The Always Encrypted client driver performs the encryption and decryption processes. It rewrites the T-SQL queries as necessary to encrypt data passed to the database and decrypt the results, while keeping these operations transparent to the application.

Encrypt secrets

We've learned that the encryption services all use keys to encrypt and decrypt data. How do we ensure that the keys themselves are secure? You might also have passwords, connection strings, or other sensitive pieces of information that you need to securely store.

Azure Key Vault is a cloud service that works as a secure store for secrets. Key Vault allows you to create multiple secure containers called vaults. These vaults are backed by hardware security modules (HSMs). Vaults help reduce the chances of accidental loss of security information by centralizing the storage of application secrets. Vaults also control and log access to anything stored in them.

Azure Key Vault can handle requesting and renewing Transport Layer Security (TLS) certificates to provide a robust certificate lifecycle management solution. Key Vault is designed to support any type of secret. These secrets can be passwords, database credentials, API keys, and certificates.
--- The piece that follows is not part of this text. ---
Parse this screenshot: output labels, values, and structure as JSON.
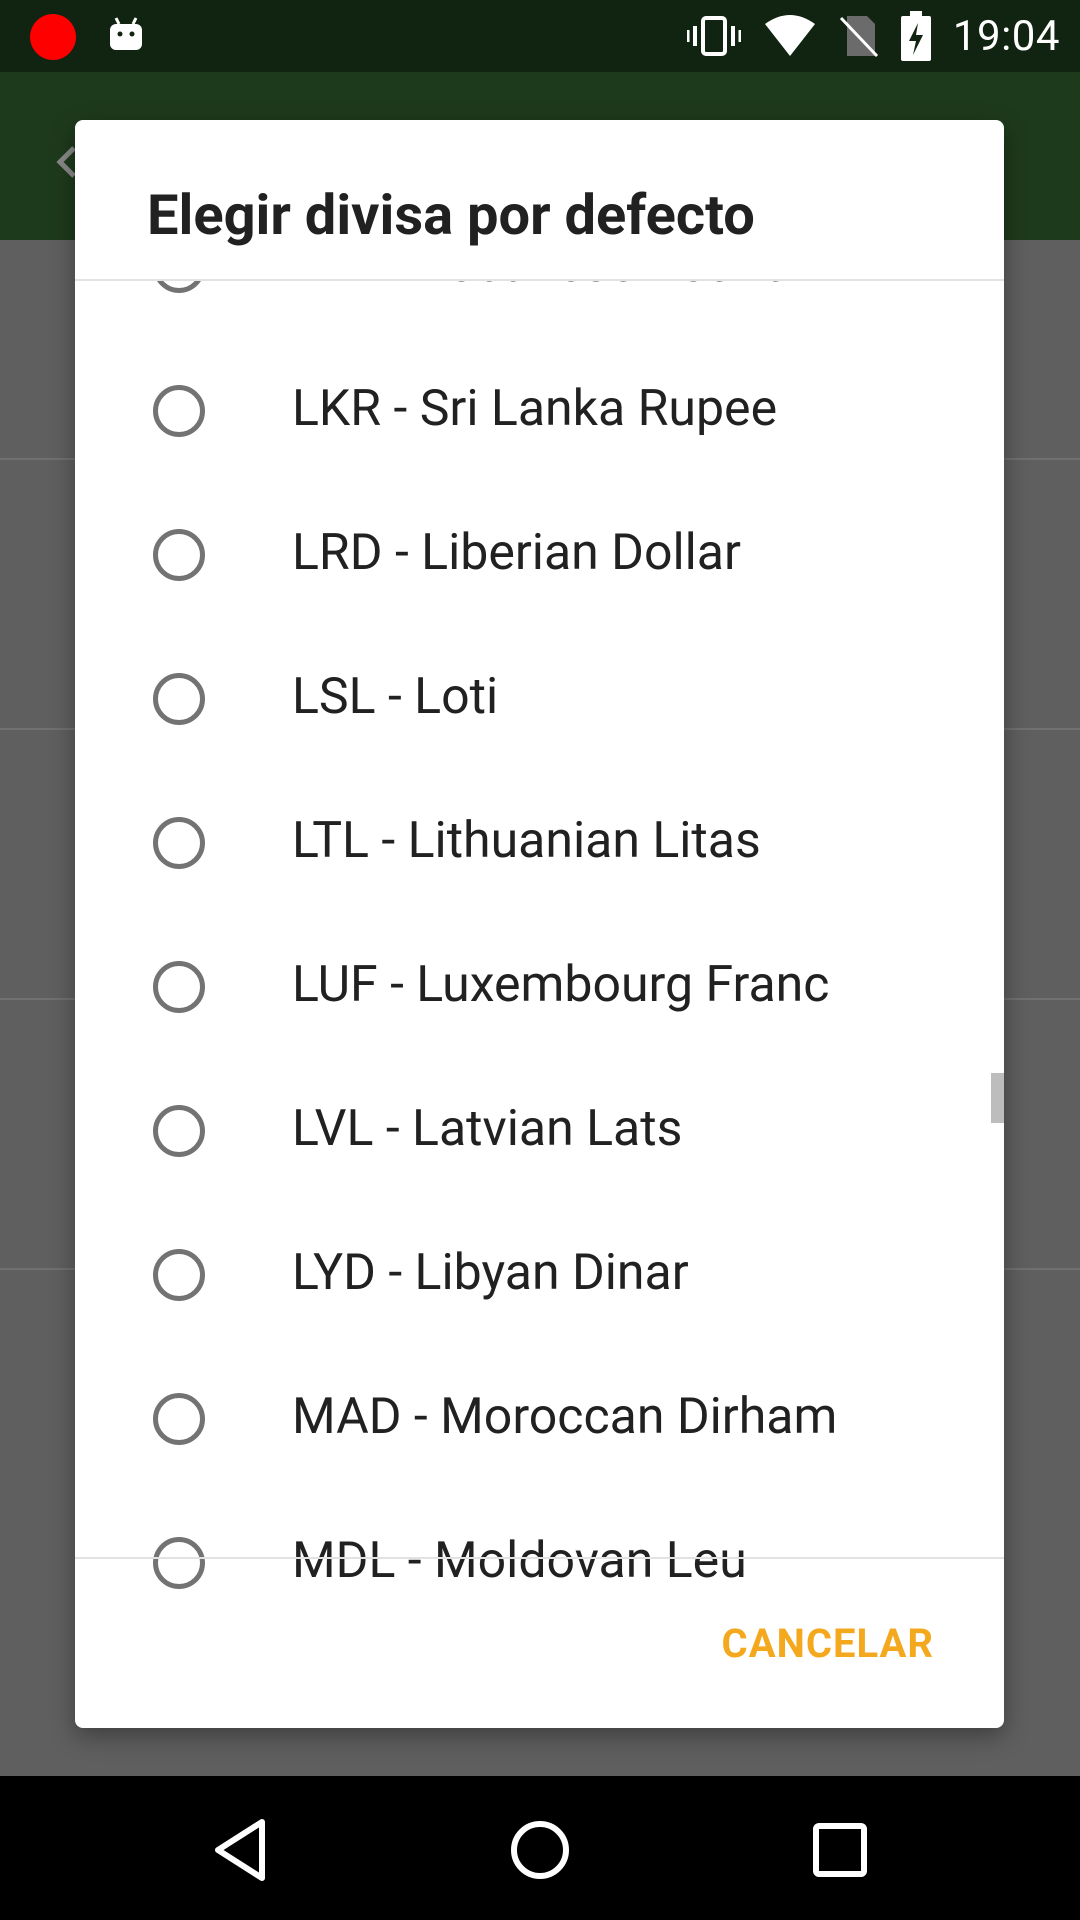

Because you can grant Azure Active Directory identities access to use Key Vault secrets, applications that use managed identities for Azure services can automatically and seamlessly acquire the secrets they need.

Your organization can use Key Vault to store all of its sensitive application information. That information includes the TLS certificates that the organization uses to secure communication between systems.

Encrypt backups

Encrypting all of its data won't help your organization if the daily backups of systems aren't also encrypted. Your organization uses Azure Backup to back up data from on-premises machines and Azure VMs. Azure Backup lets the IT department back up and recover data at a granular level. The backups include files, folders, machine system state, and app-aware data.

Luckily for your hard-working IT department, there's no work to do here, because all the data is stored encrypted at rest. Azure Backup encrypts local backups by using AES256 and a key created from the passphrase configured by the administrator. The data is securely transferred to Azure through HTTPS. The already-encrypted data is then stored on disk. Azure VMs are also automatically encrypted at rest, because they use Azure Storage for their disks.

Check your knowledge


True or false: only Windows virtual machines can use Azure Disk Encryption.


When you're classifying data, which of the following is a factor?